--- START ---
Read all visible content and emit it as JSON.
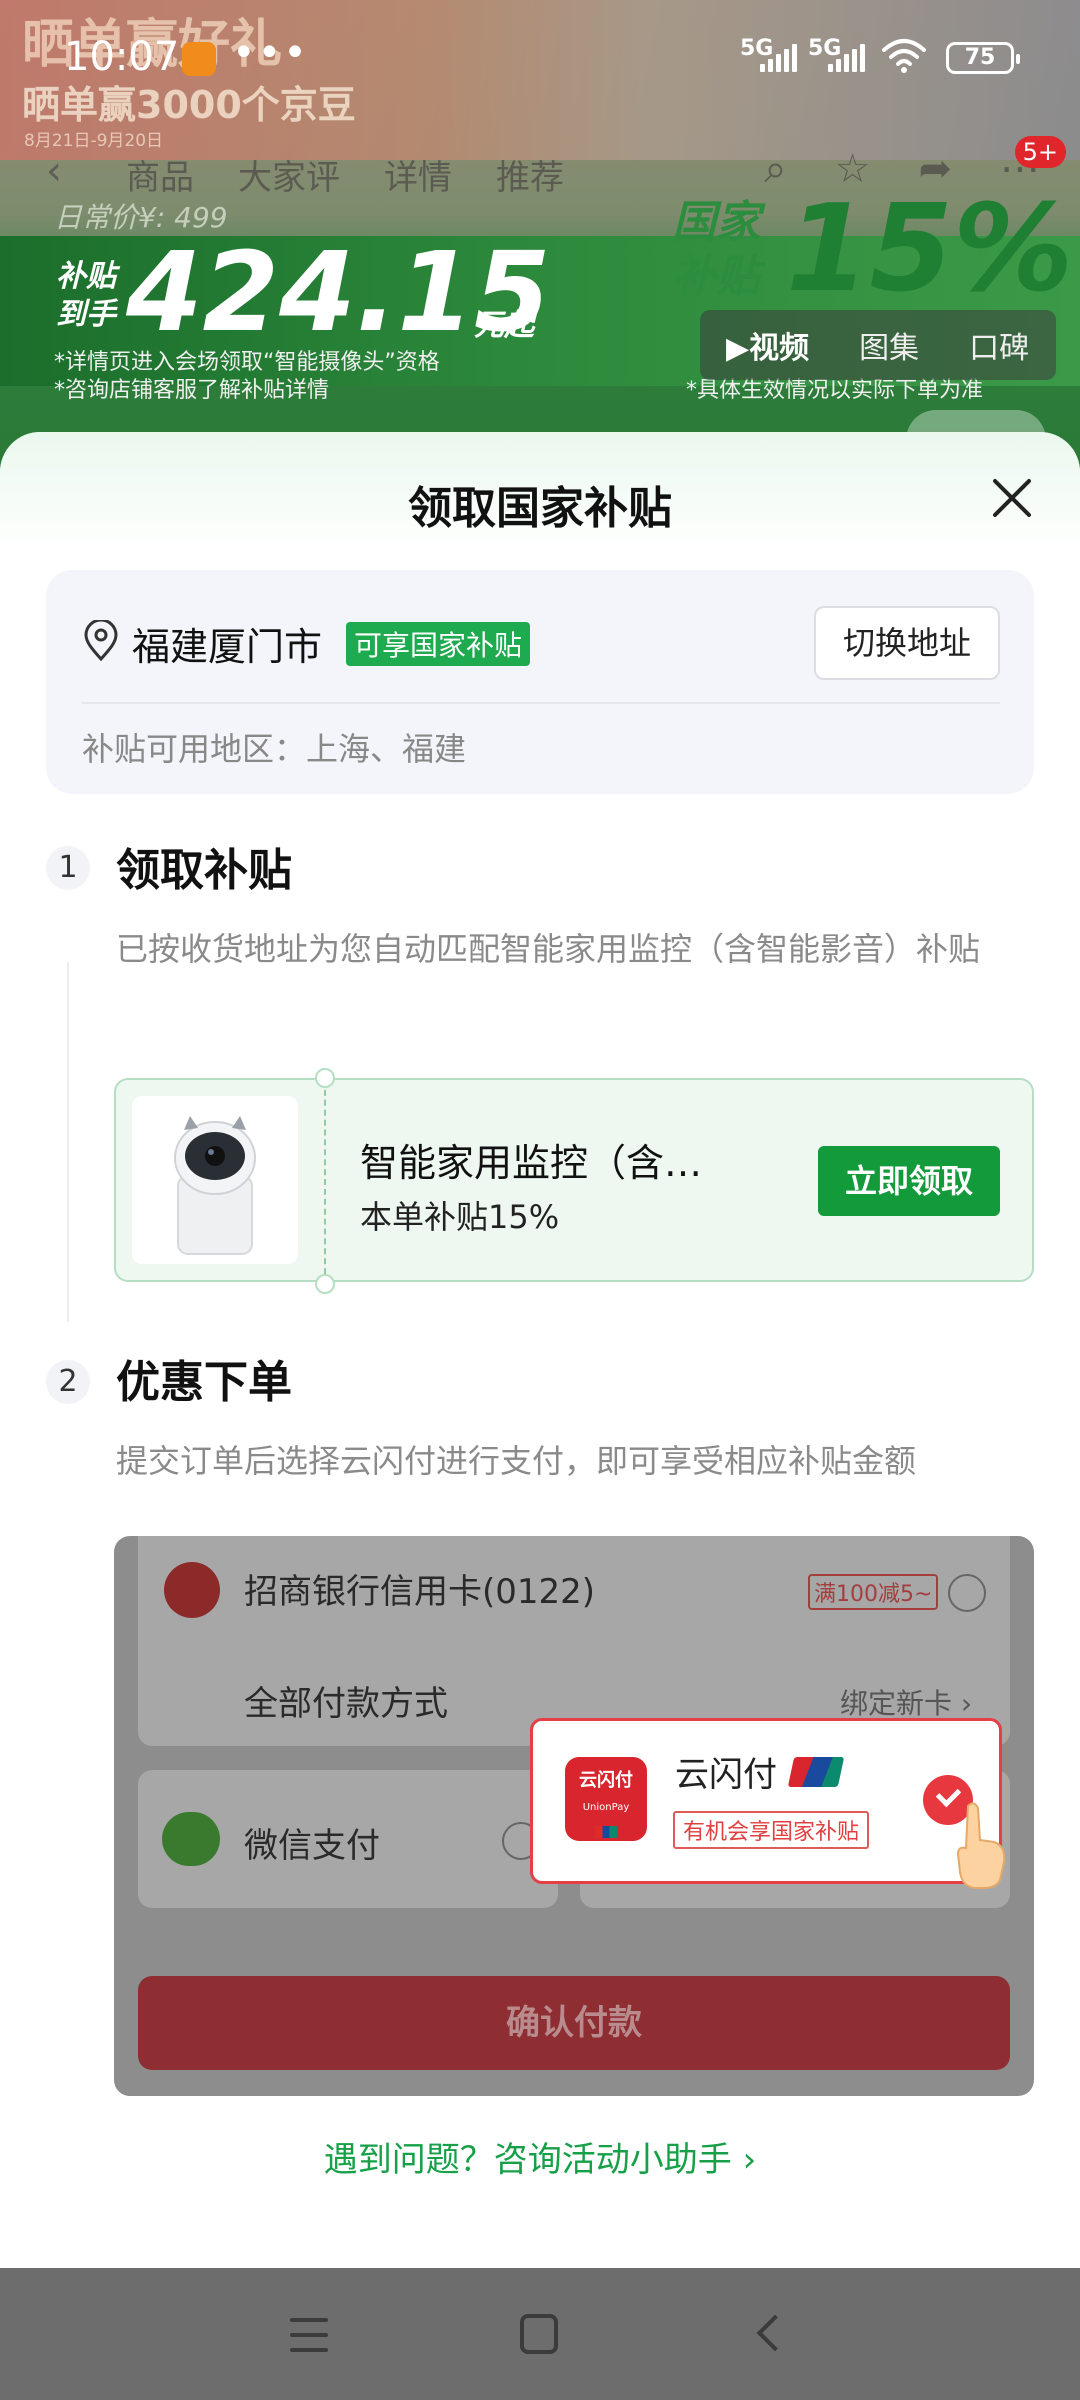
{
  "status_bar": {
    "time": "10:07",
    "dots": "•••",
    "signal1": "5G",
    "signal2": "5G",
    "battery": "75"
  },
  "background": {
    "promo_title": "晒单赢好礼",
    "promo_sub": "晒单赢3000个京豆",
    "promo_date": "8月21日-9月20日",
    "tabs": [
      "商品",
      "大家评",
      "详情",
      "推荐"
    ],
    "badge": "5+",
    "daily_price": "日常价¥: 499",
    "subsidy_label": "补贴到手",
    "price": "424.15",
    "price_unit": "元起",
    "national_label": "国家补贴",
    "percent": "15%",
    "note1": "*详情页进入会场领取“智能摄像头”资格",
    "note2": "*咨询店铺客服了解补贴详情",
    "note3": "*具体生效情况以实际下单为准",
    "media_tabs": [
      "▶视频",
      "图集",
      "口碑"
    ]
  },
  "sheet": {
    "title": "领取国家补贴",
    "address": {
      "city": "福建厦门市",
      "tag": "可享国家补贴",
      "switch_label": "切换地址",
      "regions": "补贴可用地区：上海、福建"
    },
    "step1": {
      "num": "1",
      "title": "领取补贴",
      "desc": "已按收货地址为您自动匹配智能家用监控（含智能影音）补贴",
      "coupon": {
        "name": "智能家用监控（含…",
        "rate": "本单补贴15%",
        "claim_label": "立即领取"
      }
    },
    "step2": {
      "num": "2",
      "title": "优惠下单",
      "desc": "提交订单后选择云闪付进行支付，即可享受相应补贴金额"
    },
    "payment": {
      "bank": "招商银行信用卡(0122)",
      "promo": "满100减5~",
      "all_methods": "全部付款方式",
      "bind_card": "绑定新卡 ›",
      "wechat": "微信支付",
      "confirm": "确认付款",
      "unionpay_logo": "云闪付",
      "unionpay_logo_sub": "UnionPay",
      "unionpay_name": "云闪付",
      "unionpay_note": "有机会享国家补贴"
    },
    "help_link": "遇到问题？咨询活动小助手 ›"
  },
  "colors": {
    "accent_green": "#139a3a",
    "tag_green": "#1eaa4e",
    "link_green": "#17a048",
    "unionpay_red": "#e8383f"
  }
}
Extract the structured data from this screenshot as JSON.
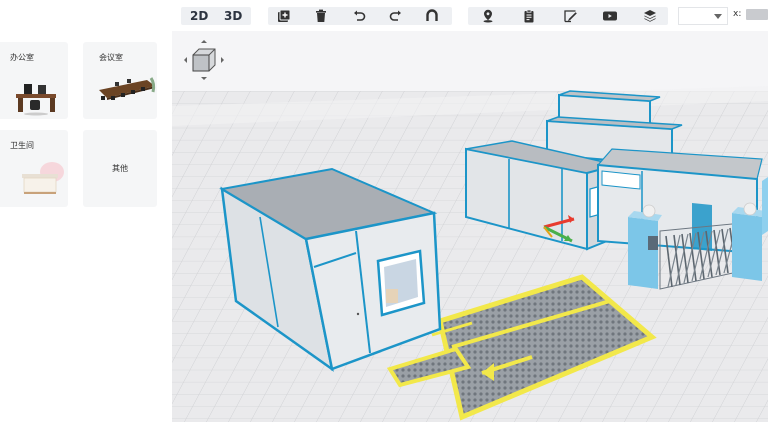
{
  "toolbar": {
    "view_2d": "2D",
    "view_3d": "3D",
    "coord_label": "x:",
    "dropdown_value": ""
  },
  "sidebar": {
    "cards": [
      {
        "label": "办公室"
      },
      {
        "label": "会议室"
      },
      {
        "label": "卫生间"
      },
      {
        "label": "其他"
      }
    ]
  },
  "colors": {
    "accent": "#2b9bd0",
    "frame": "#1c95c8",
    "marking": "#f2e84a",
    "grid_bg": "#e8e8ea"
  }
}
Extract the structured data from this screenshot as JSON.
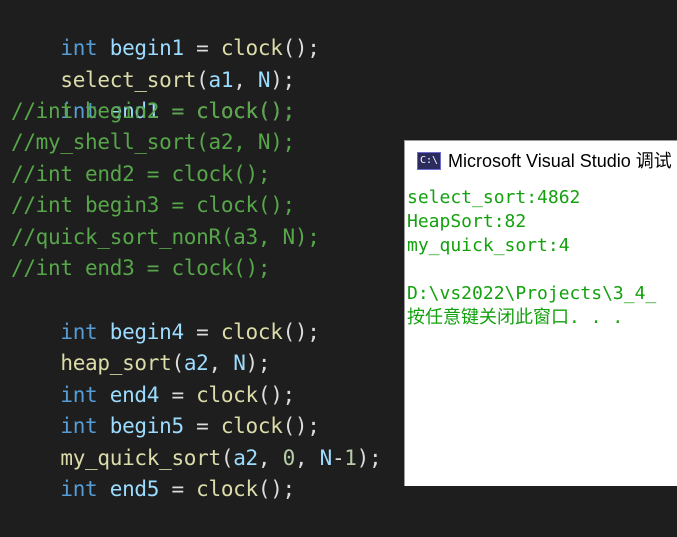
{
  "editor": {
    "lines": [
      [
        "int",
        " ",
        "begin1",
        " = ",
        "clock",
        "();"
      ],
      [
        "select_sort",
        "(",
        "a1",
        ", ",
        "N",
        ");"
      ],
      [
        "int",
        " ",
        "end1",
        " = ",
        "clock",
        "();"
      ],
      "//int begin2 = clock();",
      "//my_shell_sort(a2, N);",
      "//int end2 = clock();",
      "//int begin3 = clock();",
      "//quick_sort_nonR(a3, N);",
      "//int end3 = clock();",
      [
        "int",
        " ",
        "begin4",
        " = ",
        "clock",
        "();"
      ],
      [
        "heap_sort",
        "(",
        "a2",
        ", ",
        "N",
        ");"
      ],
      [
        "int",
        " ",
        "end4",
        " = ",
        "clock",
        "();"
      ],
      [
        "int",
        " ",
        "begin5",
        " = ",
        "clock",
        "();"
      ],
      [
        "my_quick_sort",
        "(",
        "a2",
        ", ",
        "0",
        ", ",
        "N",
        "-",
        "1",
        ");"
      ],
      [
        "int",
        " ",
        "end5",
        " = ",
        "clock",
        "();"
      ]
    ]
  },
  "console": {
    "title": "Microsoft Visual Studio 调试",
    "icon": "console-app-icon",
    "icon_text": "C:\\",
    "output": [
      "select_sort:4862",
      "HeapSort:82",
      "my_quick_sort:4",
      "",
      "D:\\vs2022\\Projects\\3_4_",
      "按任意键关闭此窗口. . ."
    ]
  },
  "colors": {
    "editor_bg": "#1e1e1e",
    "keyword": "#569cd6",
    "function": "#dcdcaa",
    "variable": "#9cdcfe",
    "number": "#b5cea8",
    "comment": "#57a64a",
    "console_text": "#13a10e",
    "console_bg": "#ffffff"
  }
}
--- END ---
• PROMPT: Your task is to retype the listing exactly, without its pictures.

• ANSWER BOX:
Read all visible content and emit it as JSON.
{
  "status_bar": {
    "time": "10:07",
    "dots": "•••",
    "signal1": "5G",
    "signal2": "5G",
    "battery": "75"
  },
  "background": {
    "promo_title": "晒单赢好礼",
    "promo_sub": "晒单赢3000个京豆",
    "promo_date": "8月21日-9月20日",
    "tabs": [
      "商品",
      "大家评",
      "详情",
      "推荐"
    ],
    "badge": "5+",
    "daily_price": "日常价¥: 499",
    "subsidy_label": "补贴到手",
    "price": "424.15",
    "price_unit": "元起",
    "national_label": "国家补贴",
    "percent": "15%",
    "note1": "*详情页进入会场领取“智能摄像头”资格",
    "note2": "*咨询店铺客服了解补贴详情",
    "note3": "*具体生效情况以实际下单为准",
    "media_tabs": [
      "▶视频",
      "图集",
      "口碑"
    ]
  },
  "sheet": {
    "title": "领取国家补贴",
    "address": {
      "city": "福建厦门市",
      "tag": "可享国家补贴",
      "switch_label": "切换地址",
      "regions": "补贴可用地区：上海、福建"
    },
    "step1": {
      "num": "1",
      "title": "领取补贴",
      "desc": "已按收货地址为您自动匹配智能家用监控（含智能影音）补贴",
      "coupon": {
        "name": "智能家用监控（含…",
        "rate": "本单补贴15%",
        "claim_label": "立即领取"
      }
    },
    "step2": {
      "num": "2",
      "title": "优惠下单",
      "desc": "提交订单后选择云闪付进行支付，即可享受相应补贴金额"
    },
    "payment": {
      "bank": "招商银行信用卡(0122)",
      "promo": "满100减5~",
      "all_methods": "全部付款方式",
      "bind_card": "绑定新卡 ›",
      "wechat": "微信支付",
      "confirm": "确认付款",
      "unionpay_logo": "云闪付",
      "unionpay_logo_sub": "UnionPay",
      "unionpay_name": "云闪付",
      "unionpay_note": "有机会享国家补贴"
    },
    "help_link": "遇到问题？咨询活动小助手 ›"
  },
  "colors": {
    "accent_green": "#139a3a",
    "tag_green": "#1eaa4e",
    "link_green": "#17a048",
    "unionpay_red": "#e8383f"
  }
}
Extract the structured data from this screenshot as JSON.
{
  "toolbar": {
    "view_2d": "2D",
    "view_3d": "3D",
    "coord_label": "x:",
    "dropdown_value": ""
  },
  "sidebar": {
    "cards": [
      {
        "label": "办公室"
      },
      {
        "label": "会议室"
      },
      {
        "label": "卫生间"
      },
      {
        "label": "其他"
      }
    ]
  },
  "colors": {
    "accent": "#2b9bd0",
    "frame": "#1c95c8",
    "marking": "#f2e84a",
    "grid_bg": "#e8e8ea"
  }
}
Extract the structured data from this screenshot as JSON.
{
  "editor": {
    "lines": [
      [
        "int",
        " ",
        "begin1",
        " = ",
        "clock",
        "();"
      ],
      [
        "select_sort",
        "(",
        "a1",
        ", ",
        "N",
        ");"
      ],
      [
        "int",
        " ",
        "end1",
        " = ",
        "clock",
        "();"
      ],
      "//int begin2 = clock();",
      "//my_shell_sort(a2, N);",
      "//int end2 = clock();",
      "//int begin3 = clock();",
      "//quick_sort_nonR(a3, N);",
      "//int end3 = clock();",
      [
        "int",
        " ",
        "begin4",
        " = ",
        "clock",
        "();"
      ],
      [
        "heap_sort",
        "(",
        "a2",
        ", ",
        "N",
        ");"
      ],
      [
        "int",
        " ",
        "end4",
        " = ",
        "clock",
        "();"
      ],
      [
        "int",
        " ",
        "begin5",
        " = ",
        "clock",
        "();"
      ],
      [
        "my_quick_sort",
        "(",
        "a2",
        ", ",
        "0",
        ", ",
        "N",
        "-",
        "1",
        ");"
      ],
      [
        "int",
        " ",
        "end5",
        " = ",
        "clock",
        "();"
      ]
    ]
  },
  "console": {
    "title": "Microsoft Visual Studio 调试",
    "icon": "console-app-icon",
    "icon_text": "C:\\",
    "output": [
      "select_sort:4862",
      "HeapSort:82",
      "my_quick_sort:4",
      "",
      "D:\\vs2022\\Projects\\3_4_",
      "按任意键关闭此窗口. . ."
    ]
  },
  "colors": {
    "editor_bg": "#1e1e1e",
    "keyword": "#569cd6",
    "function": "#dcdcaa",
    "variable": "#9cdcfe",
    "number": "#b5cea8",
    "comment": "#57a64a",
    "console_text": "#13a10e",
    "console_bg": "#ffffff"
  }
}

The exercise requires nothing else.